Do you notice a lack of women in technology? If so, why do you think that’s the case?

Firstly, yes. You look at any stats and it will certainly tell you how male-dominated the industry is. The reasons for this? I actually don't know all the root causes, but I think it hasn't been well-positioned to women as a viable opportunity. I think it goes back to early educational days and the information that is funneled down. In university, men are often expected to go more into technical programs like Engineering, where they learn much more about the tech industry. Whereas women are more expected to go into Sociology, Psychology, etc. and get much less exposure to this industry. I think it’s a shame because I find this industry really exciting and I bet many more women would too if they were given the chance to find out more about it, and encouraged to explore it as a career option.

Have you experienced any biases in the tech industry? 

Definitely! I feel that, as a woman, I have to adjust my personality style to be taken more seriously in certain professional situations. I am naturally a very outgoing, bubbly person. I am a big personality in the office but I was noticing in the past that I wasn't being viewed as a senior member of the team because my communication style was seen as more “junior”. But was it more junior or was it just more feminine? I had to really consciously dial that back, especially with stakeholders that I knew would perceive it differently. Even today, I will adapt my communication style if I am in a room of just men - I make sure that I am not as bubbly to make sure I’m taken seriously. 

How can we encourage more women to enter the tech workforce?

I think in recruitment, we all try to steal from the same pool of women working in Tech which really doesn’t solve the problem. If a company is promoting a workforce of 50% women, it's likely all they've done is hire them from another company rather than working on long term solutions to increase the overall talent pool. 

It needs to start with education, and developing programmes specifically for young women in order to ignite the initial interest. We need to work towards young women considering a career in Tech right from the beginning and also focus on making the workplace appealing to them. 

For example, companies could go one step further and offer sponsorship programmes for young women to technical universities and programs and create a plan to hire them afterwards. That helps boost the overall talent pool - those women might never have gone otherwise and companies have the opportunity to really support them and change their lives. 

Not a lot of companies do this, however, because the benefits are very far away. They would prefer a quick solution, and quick wins, rather than waiting 10 years to see the benefits of these initiatives. 

Do you think company initiatives to encourage hiring women have worked? If not, why?

I think they’ve had varying success. Companies that are more successful in this do a couple things: firstly - they focus on going to the market and finding these candidates themselves. You’re not going to get a perfectly diverse pool of candidates just by waiting on inbound applications.

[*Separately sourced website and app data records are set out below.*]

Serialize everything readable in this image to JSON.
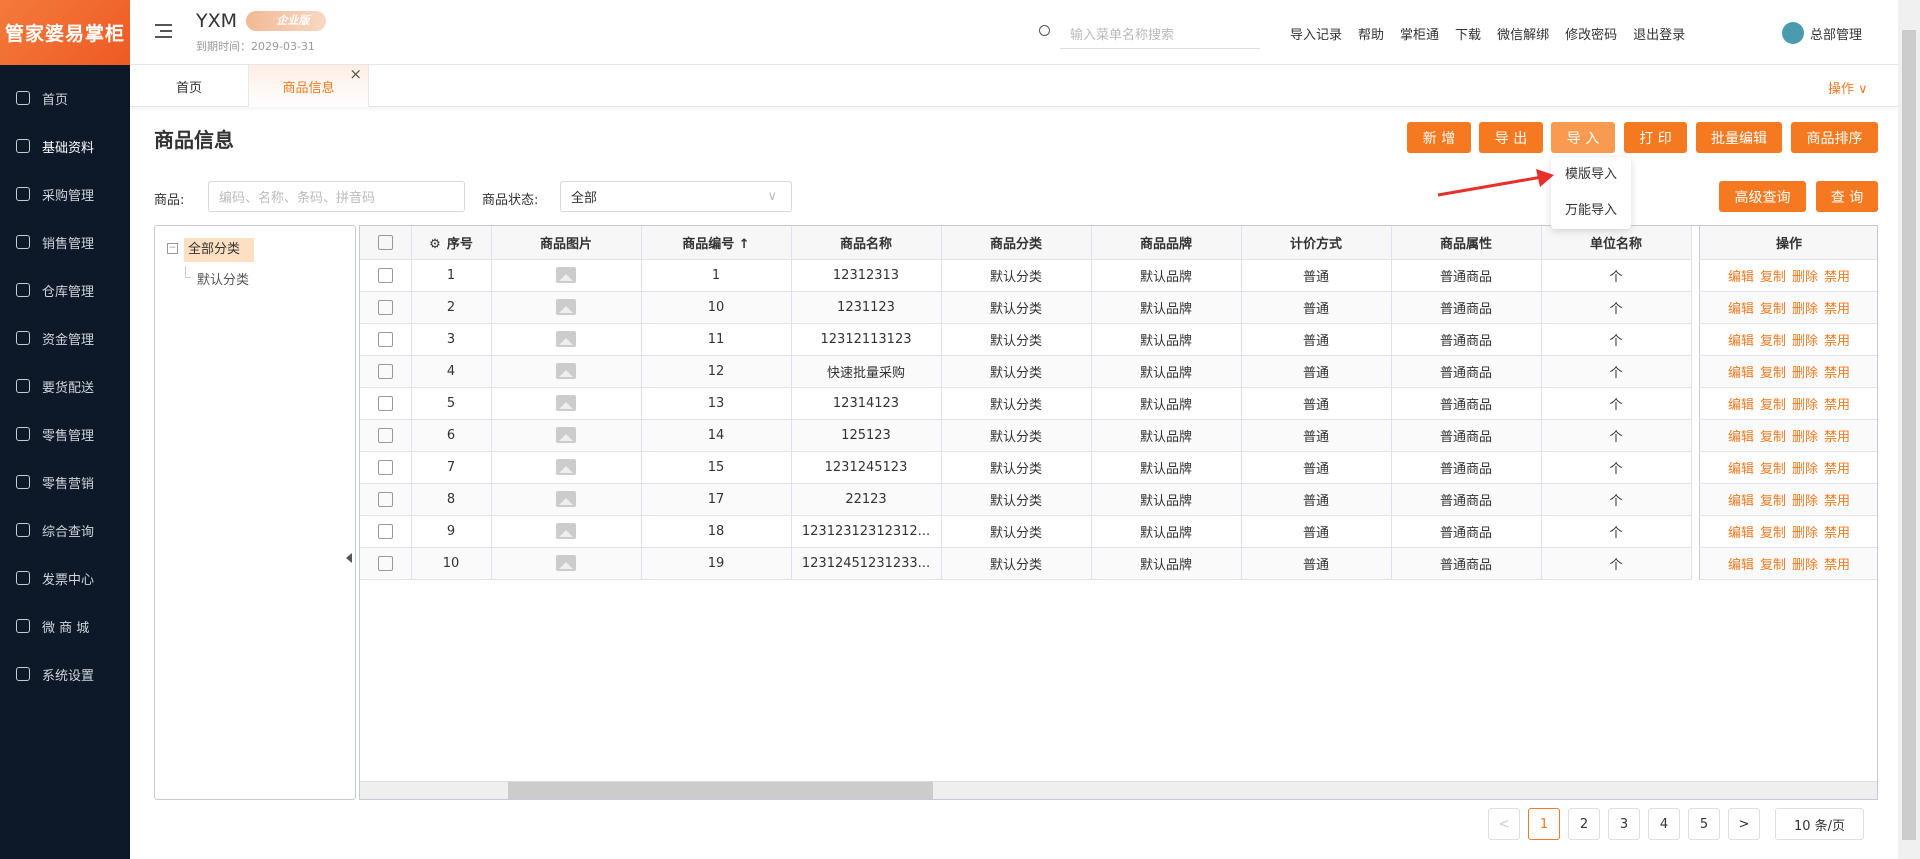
{
  "logo": "管家婆易掌柜",
  "sidebar": {
    "items": [
      {
        "label": "首页",
        "icon": "globe-icon"
      },
      {
        "label": "基础资料",
        "icon": "home-icon"
      },
      {
        "label": "采购管理",
        "icon": "cart-icon"
      },
      {
        "label": "销售管理",
        "icon": "sales-icon"
      },
      {
        "label": "仓库管理",
        "icon": "warehouse-icon"
      },
      {
        "label": "资金管理",
        "icon": "money-icon"
      },
      {
        "label": "要货配送",
        "icon": "delivery-icon"
      },
      {
        "label": "零售管理",
        "icon": "chart-icon"
      },
      {
        "label": "零售营销",
        "icon": "gift-icon"
      },
      {
        "label": "综合查询",
        "icon": "bar-chart-icon"
      },
      {
        "label": "发票中心",
        "icon": "invoice-icon"
      },
      {
        "label": "微 商 城",
        "icon": "shop-icon"
      },
      {
        "label": "系统设置",
        "icon": "gear-icon"
      }
    ]
  },
  "header": {
    "company": "YXM",
    "badge": "企业版",
    "expire": "到期时间：2029-03-31",
    "search_placeholder": "输入菜单名称搜索",
    "links": [
      "导入记录",
      "帮助",
      "掌柜通",
      "下载",
      "微信解绑",
      "修改密码",
      "退出登录"
    ],
    "user": "总部管理"
  },
  "tabs": {
    "items": [
      "首页",
      "商品信息"
    ],
    "close": "×",
    "ops": "操作 ∨"
  },
  "page": {
    "title": "商品信息",
    "buttons": [
      "新 增",
      "导 出",
      "导 入",
      "打 印",
      "批量编辑",
      "商品排序"
    ],
    "dropdown": [
      "模版导入",
      "万能导入"
    ],
    "filter": {
      "goods_label": "商品:",
      "goods_placeholder": "编码、名称、条码、拼音码",
      "status_label": "商品状态:",
      "status_value": "全部"
    },
    "adv_search": "高级查询",
    "search": "查 询"
  },
  "tree": {
    "root": "全部分类",
    "child": "默认分类"
  },
  "table": {
    "headers": [
      "序号",
      "商品图片",
      "商品编号 ↑",
      "商品名称",
      "商品分类",
      "商品品牌",
      "计价方式",
      "商品属性",
      "单位名称",
      "操作"
    ],
    "rows": [
      [
        "1",
        "1",
        "12312313"
      ],
      [
        "2",
        "10",
        "1231123"
      ],
      [
        "3",
        "11",
        "12312113123"
      ],
      [
        "4",
        "12",
        "快速批量采购"
      ],
      [
        "5",
        "13",
        "12314123"
      ],
      [
        "6",
        "14",
        "125123"
      ],
      [
        "7",
        "15",
        "1231245123"
      ],
      [
        "8",
        "17",
        "22123"
      ],
      [
        "9",
        "18",
        "12312312312312..."
      ],
      [
        "10",
        "19",
        "12312451231233..."
      ]
    ],
    "category": "默认分类",
    "brand": "默认品牌",
    "pricing": "普通",
    "attr": "普通商品",
    "unit": "个",
    "ops": [
      "编辑",
      "复制",
      "删除",
      "禁用"
    ]
  },
  "pagination": {
    "prev": "<",
    "pages": [
      "1",
      "2",
      "3",
      "4",
      "5"
    ],
    "current": "1",
    "next": ">",
    "size": "10 条/页"
  },
  "colors": {
    "accent": "#f47920",
    "sidebar": "#0d1828"
  }
}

Some even take this further and hold off interviewing anyone until they see a diverse candidate pool. This then forces the company to think differently and be proactive. Secondly - they also have a diverse pool of interviewers. You can't request to interview a candidate pool of 50% women if you're not showing this representation within. You have to walk the talk. Thirdly - opening up hiring parameters can also help. For example, removing the requirement of previous tech/SaaS experience would enable women from other industries a way into tech. You can help be a bridge for them going into this industry. 

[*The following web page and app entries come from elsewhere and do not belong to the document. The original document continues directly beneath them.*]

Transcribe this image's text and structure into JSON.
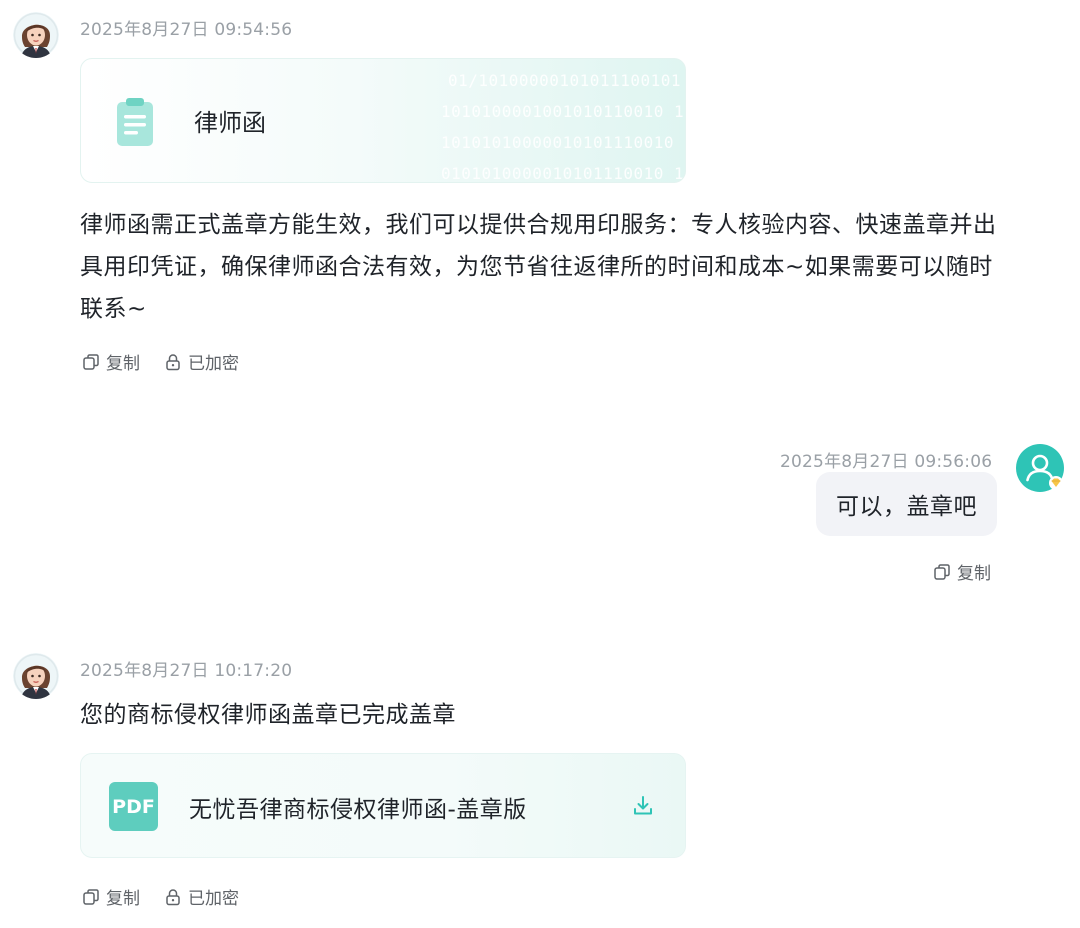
{
  "messages": [
    {
      "sender": "bot",
      "timestamp": "2025年8月27日 09:54:56",
      "doc_card": {
        "title": "律师函",
        "binary_lines": [
          "01/10100000101011100101",
          "1010100001001010110010 1",
          "10101010000010101110010 1",
          "0101010000010101110010 1"
        ]
      },
      "text": "律师函需正式盖章方能生效，我们可以提供合规用印服务：专人核验内容、快速盖章并出具用印凭证，确保律师函合法有效，为您节省往返律所的时间和成本~如果需要可以随时联系~",
      "actions": {
        "copy": "复制",
        "encrypted": "已加密"
      }
    },
    {
      "sender": "user",
      "timestamp": "2025年8月27日 09:56:06",
      "text": "可以，盖章吧",
      "actions": {
        "copy": "复制"
      }
    },
    {
      "sender": "bot",
      "timestamp": "2025年8月27日 10:17:20",
      "text": "您的商标侵权律师函盖章已完成盖章",
      "pdf_card": {
        "badge": "PDF",
        "title": "无忧吾律商标侵权律师函-盖章版"
      },
      "actions": {
        "copy": "复制",
        "encrypted": "已加密"
      }
    }
  ],
  "colors": {
    "accent": "#2ec4b6",
    "pdf_badge": "#5ecdbe",
    "timestamp": "#9aa0a6",
    "user_bubble": "#f2f3f7"
  },
  "icons": {
    "bot_avatar": "lawyer-avatar-icon",
    "user_avatar": "user-avatar-icon",
    "document": "clipboard-document-icon",
    "copy": "copy-icon",
    "lock": "lock-icon",
    "download": "download-icon"
  }
}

Even small things help: when companies start openly talking about wanting more women representation and begin to set goals, there is accountability and you can start seeing impact.  

What advice would you give to a woman considering a career in the tech industry? What do you wish you had known?

Just do it!! It's so much fun - it's constantly changing and developing, and you can have such an impact. Just do it - work for it and have an incredible time!

Posted by: Talent Box